A good friend of mine who was always somewhat of a “news junkie” told me that he doesn’t watch the news anymore. Part of his claim was that the world is so disturbing, and every day there seems to be another crisis that feels threatening and dangerous. I think we all have that experience these days to a greater or lesser extent.
We are living in a world of great uncertainty. But I’m not sure that this is so unique. That is, throughout history I think people have lived through many periods of uncertainty. And in spite of the dangers that we face, we know there is so much that is good about our lives. Yet it is true that threats of violence and terror and environmental dangers are part of our reality; not to mention the sense of uncertainty about our own health. And so, that is the reality which is our life. In some ways, the threats are more consequential on a global level than ever before.
My sense is that our moment on the Jewish calendar does have a hint of a response. This week, we begin reading the Book of Numbers. The Book of Numbers in Hebrew is Bamidbar. Bamidbar does not mean “numbers” it means “in the wilderness.” The wilderness was a vast place of great uncertainty and potential danger. And yet we know that it was in the wilderness where our people found themselves creating a community. It was in the wilderness that the people received God’s revelation. It was in the wilderness that our ancestors received Torah.
It may seem like a bit of an over simplification, but I do believe it is important for us to derive messages from that experience, and from that text which can inform our own lives now.
Our people were between having been slaves in Egypt, and entering into a new land. The place they found themselves was filled with dangers; the uncertainty of the desert, marauding tribes, wild beasts, and lack of food and water.
So what do we learn from their experience for our lives?
I would suggest a few things, although there’s a lot more.

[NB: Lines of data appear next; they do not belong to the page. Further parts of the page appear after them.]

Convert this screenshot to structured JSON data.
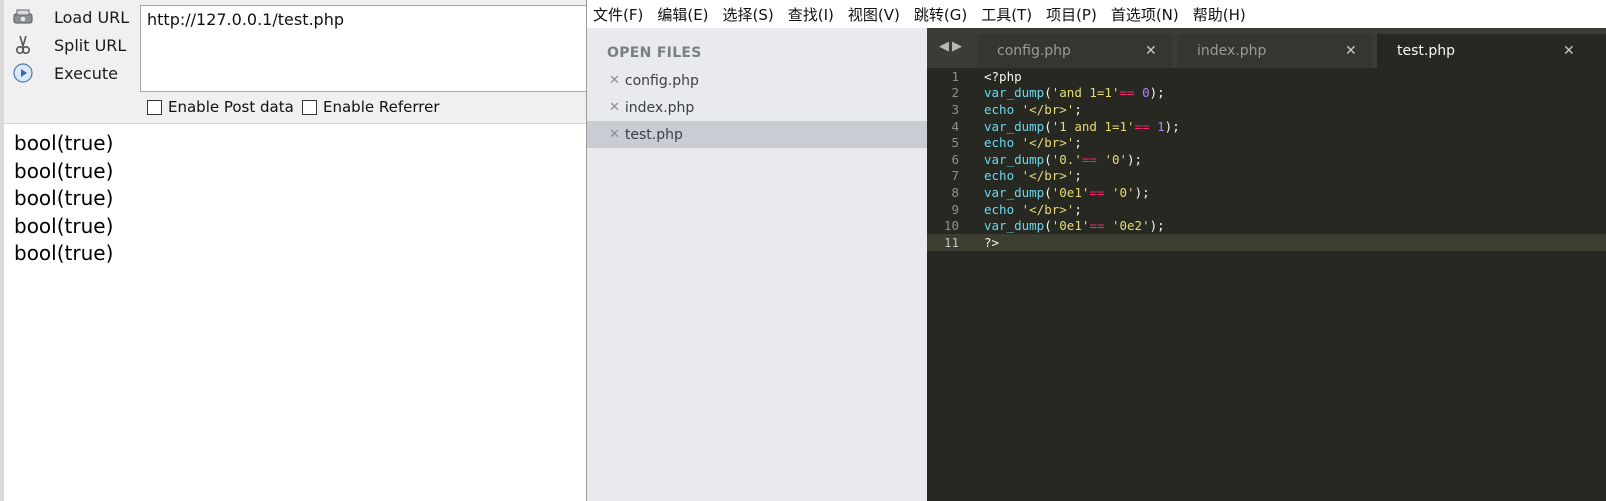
{
  "hackbar": {
    "load_label": "Load URL",
    "split_label": "Split URL",
    "execute_label": "Execute",
    "url_value": "http://127.0.0.1/test.php",
    "post_label": "Enable Post data",
    "referrer_label": "Enable Referrer"
  },
  "output": {
    "lines": [
      "bool(true)",
      "bool(true)",
      "bool(true)",
      "bool(true)",
      "bool(true)"
    ]
  },
  "menu": {
    "items": [
      "文件(F)",
      "编辑(E)",
      "选择(S)",
      "查找(I)",
      "视图(V)",
      "跳转(G)",
      "工具(T)",
      "项目(P)",
      "首选项(N)",
      "帮助(H)"
    ]
  },
  "sidebar": {
    "title": "OPEN FILES",
    "files": [
      {
        "name": "config.php",
        "active": false
      },
      {
        "name": "index.php",
        "active": false
      },
      {
        "name": "test.php",
        "active": true
      }
    ]
  },
  "tabs": [
    {
      "name": "config.php",
      "active": false
    },
    {
      "name": "index.php",
      "active": false
    },
    {
      "name": "test.php",
      "active": true
    }
  ],
  "editor": {
    "current_line": 11,
    "lines": [
      [
        {
          "t": "plain",
          "v": "<?php"
        }
      ],
      [
        {
          "t": "fn",
          "v": "var_dump"
        },
        {
          "t": "plain",
          "v": "("
        },
        {
          "t": "str",
          "v": "'and 1=1'"
        },
        {
          "t": "op",
          "v": "=="
        },
        {
          "t": "plain",
          "v": " "
        },
        {
          "t": "num",
          "v": "0"
        },
        {
          "t": "plain",
          "v": ");"
        }
      ],
      [
        {
          "t": "fn",
          "v": "echo"
        },
        {
          "t": "plain",
          "v": " "
        },
        {
          "t": "str",
          "v": "'</br>'"
        },
        {
          "t": "plain",
          "v": ";"
        }
      ],
      [
        {
          "t": "fn",
          "v": "var_dump"
        },
        {
          "t": "plain",
          "v": "("
        },
        {
          "t": "str",
          "v": "'1 and 1=1'"
        },
        {
          "t": "op",
          "v": "=="
        },
        {
          "t": "plain",
          "v": " "
        },
        {
          "t": "num",
          "v": "1"
        },
        {
          "t": "plain",
          "v": ");"
        }
      ],
      [
        {
          "t": "fn",
          "v": "echo"
        },
        {
          "t": "plain",
          "v": " "
        },
        {
          "t": "str",
          "v": "'</br>'"
        },
        {
          "t": "plain",
          "v": ";"
        }
      ],
      [
        {
          "t": "fn",
          "v": "var_dump"
        },
        {
          "t": "plain",
          "v": "("
        },
        {
          "t": "str",
          "v": "'0.'"
        },
        {
          "t": "op",
          "v": "=="
        },
        {
          "t": "plain",
          "v": " "
        },
        {
          "t": "str",
          "v": "'0'"
        },
        {
          "t": "plain",
          "v": ");"
        }
      ],
      [
        {
          "t": "fn",
          "v": "echo"
        },
        {
          "t": "plain",
          "v": " "
        },
        {
          "t": "str",
          "v": "'</br>'"
        },
        {
          "t": "plain",
          "v": ";"
        }
      ],
      [
        {
          "t": "fn",
          "v": "var_dump"
        },
        {
          "t": "plain",
          "v": "("
        },
        {
          "t": "str",
          "v": "'0e1'"
        },
        {
          "t": "op",
          "v": "=="
        },
        {
          "t": "plain",
          "v": " "
        },
        {
          "t": "str",
          "v": "'0'"
        },
        {
          "t": "plain",
          "v": ");"
        }
      ],
      [
        {
          "t": "fn",
          "v": "echo"
        },
        {
          "t": "plain",
          "v": " "
        },
        {
          "t": "str",
          "v": "'</br>'"
        },
        {
          "t": "plain",
          "v": ";"
        }
      ],
      [
        {
          "t": "fn",
          "v": "var_dump"
        },
        {
          "t": "plain",
          "v": "("
        },
        {
          "t": "str",
          "v": "'0e1'"
        },
        {
          "t": "op",
          "v": "=="
        },
        {
          "t": "plain",
          "v": " "
        },
        {
          "t": "str",
          "v": "'0e2'"
        },
        {
          "t": "plain",
          "v": ");"
        }
      ],
      [
        {
          "t": "plain",
          "v": "?>"
        }
      ]
    ]
  },
  "colors": {
    "editor_bg": "#272822",
    "keyword": "#66d9ef",
    "string": "#e6db74",
    "operator": "#f92672",
    "number": "#ae81ff"
  },
  "icons": {
    "load": "load-url-icon",
    "split": "split-url-icon",
    "execute": "execute-icon",
    "close": "close-icon"
  }
}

A teacher of Bible, Avivah Zornberg, wrote a book on the Book of Numbers and entitled it “Bewilderments.” She was referring to the fact that the wilderness was an experience that not only reflected external danger but also created an awareness of deeper vulnerability. It’s one thing to experience danger, but another thing to understand and control our responses.
We learn that they formed the communal organization where they were tied to each other for both protection and spiritual expression. I often think that community plays a more important role today than ever, even though most ignore its importance. Though we are highly technologically advanced, we clearly need other people. Although the world is more connected and ideas more universal, we need to connect to people with a common past, people who share a tradition, and people who hold onto similar dreams. During difficult times it is so important to have a community of people who care for each other. So too, during times of joy, the community enables our happiness to be shared and increased.
It was in the wilderness that the people forged a relationship with a spiritual presence, God. Clearly, in times where we are challenged, when we are faced with uncertainty, and when we’re feeling vulnerable, we need something more to hold on to. We need a source to direct our yearnings and our cries. We need to be able to turn deeply into our own souls and spirits where we find more then the material, but the spiritual. We also can find comfort praying to the Source of the universe.
During uncertain and vulnerable times a structured life becomes more important so all doesn’t fall into confusion. For us, that is where a Torah, with its laws and regulations, requirements for Shabbat and holy times, rules about human behavior can give a sense of certainty and boundaries, when it seems there are none.
Yesterday Mark Zuckerberg gave the graduation speech to Harvard’s class of 2017. He addressed some of the uncertainties of this world, and ended his speech with a prayer, mi Shebeirach. He mentioned that he says it to his daughter before he puts her to bed. It is the particular mi shebeirach prayer that was written by Debbie Freidman. “May the source of strength who blessed the ones before us, help us find the courage to make our lives a blessing.”
It points to one more thing regarding the way we face our world and the message from Bamidbar. And that is, we have to work hard to make our lives a blessing. We have to join together, doing good works, speaking the truth and speaking out for the truth. To make our lives a blessing, we must be involved in all of those things that help improve life and the future of humanity.
I’ll see you in shul as we begin this new book, together as a community, and I hope to see you next week as we celebrate the receiving of Torah on Shavuot!
Rabbi David Steinhardt